Because he should have trained the kid not to do dumb things or something.

Later, a wagon overturns and crushes another kid under the coachman’s responsibility, which makes an angry mob gather. Why these people care about the fate of some random orphans is beyond me, but the concepts of motivation and cause and effect are wholly foreign to Stanek.

As the law, Emel has to intervene, but it’s a touchy situation. Fortunately…

As one, the riders put their hands to the saddles and did handstands. Some of the angry shouts turned to cheers. It was then that Emel realized what the ridemaster was doing. He was putting on a show, the show of his life – or at least the show of the coachman’s life (page 274).

Wow. What are the odds that a group of medieval horsemen are also circus performers capable of doing handstands on horseback and they’d randomly notice that some random schmuck who’s let two children die from carelessness was about to get fucked up by an angry mob and decided out of the blue to save his life by launching into their act?

Pretty good, apparently.


Father Tenuus is buried. Adrina cries a lot even though she despised him, which makes sense. After all, everything we know about her points to her being a cold emotionless bitch without empathy or understanding.

We learn that Adrina has bonded with Seth recently.

She had been sitting on the edge of her bed, feeling desperately alone and crying when he had come to her. He had approached her without saying a word and embraced her. He had just held her and comforted her for a long, long time (page 278).



The next day she takes a bath. Afterward, Valam comes in. He whispers to be quiet and leads her through a secret door in the wall. He explains that everything they’ve done for the past few days has been for the “whisperers”. Hmmm. So they’ve been playing a charade to fool the spies that fill the kingdom. Well, that explains all that subtle foreshadowing – oh wait, there hasn’t been any foreshadowing whatsoever.

Valam says she needs to play along and pretend like she knows nothing, which I’m guessing won’t work. She asks about the elves. Valam says they’ll figure out a way to rally support for the elves.

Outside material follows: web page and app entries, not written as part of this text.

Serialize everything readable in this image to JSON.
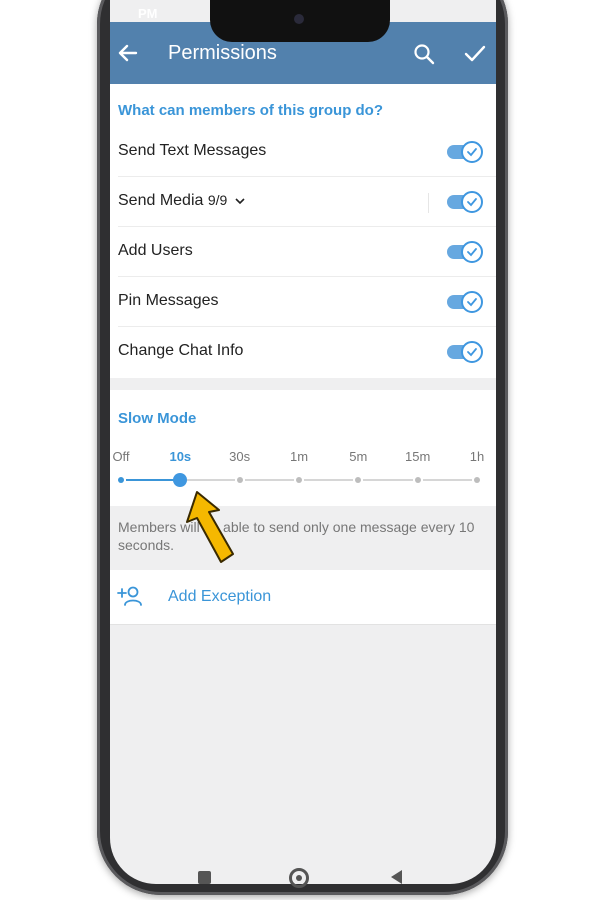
{
  "status_bar": {
    "left_text": "PM",
    "right_text": ""
  },
  "appbar": {
    "title": "Permissions",
    "back_icon": "arrow-left-icon",
    "search_icon": "search-icon",
    "confirm_icon": "check-icon"
  },
  "permissions": {
    "header": "What can members of this group do?",
    "items": [
      {
        "label": "Send Text Messages",
        "enabled": true
      },
      {
        "label": "Send Media",
        "count": "9/9",
        "enabled": true
      },
      {
        "label": "Add Users",
        "enabled": true
      },
      {
        "label": "Pin Messages",
        "enabled": true
      },
      {
        "label": "Change Chat Info",
        "enabled": true
      }
    ]
  },
  "slow_mode": {
    "header": "Slow Mode",
    "options": [
      "Off",
      "10s",
      "30s",
      "1m",
      "5m",
      "15m",
      "1h"
    ],
    "selected": "10s",
    "description": "Members will be able to send only one message every 10 seconds."
  },
  "add_exception": {
    "label": "Add Exception",
    "icon": "add-user-icon"
  },
  "navigation": {
    "icons": [
      "recent-apps-icon",
      "home-icon",
      "back-triangle-icon"
    ]
  },
  "colors": {
    "accent": "#3a95d8",
    "appbar": "#5281ad",
    "toggle_on": "#3f97e0",
    "annotation_arrow": "#f5b800"
  }
}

Which…if the kingdom is about to implode into civil war I kinda doubt you’ll have the support you need to fight a war with the elves.

But it will probably happen anyway.


  One Response to “Part 10: Seppuku”

  1. ‘Let a rebel into our innermost sanction’ – hmm. Sanctum, surely….